* _Requirement_:
Track down every line below that holds "whip" and copy it.

* _Element data from apps and pages_:
Start of Block

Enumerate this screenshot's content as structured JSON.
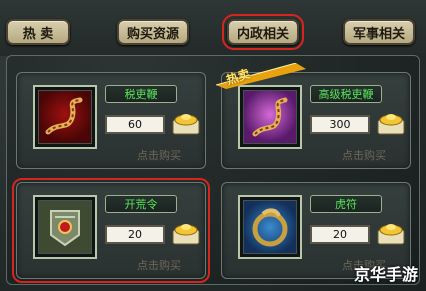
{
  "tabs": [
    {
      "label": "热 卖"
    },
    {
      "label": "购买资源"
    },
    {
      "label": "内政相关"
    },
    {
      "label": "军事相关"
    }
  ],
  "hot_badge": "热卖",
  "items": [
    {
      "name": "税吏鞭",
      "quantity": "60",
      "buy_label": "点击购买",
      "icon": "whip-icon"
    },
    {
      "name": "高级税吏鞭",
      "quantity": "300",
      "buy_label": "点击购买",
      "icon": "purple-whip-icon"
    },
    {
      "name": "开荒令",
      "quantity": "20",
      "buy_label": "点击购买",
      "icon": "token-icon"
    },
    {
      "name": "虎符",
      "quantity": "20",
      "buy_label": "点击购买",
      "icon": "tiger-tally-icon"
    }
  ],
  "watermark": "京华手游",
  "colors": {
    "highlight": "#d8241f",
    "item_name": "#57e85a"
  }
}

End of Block

* _Solution for this exercise_:
      "icon": "whip-icon"
      "icon": "purple-whip-icon"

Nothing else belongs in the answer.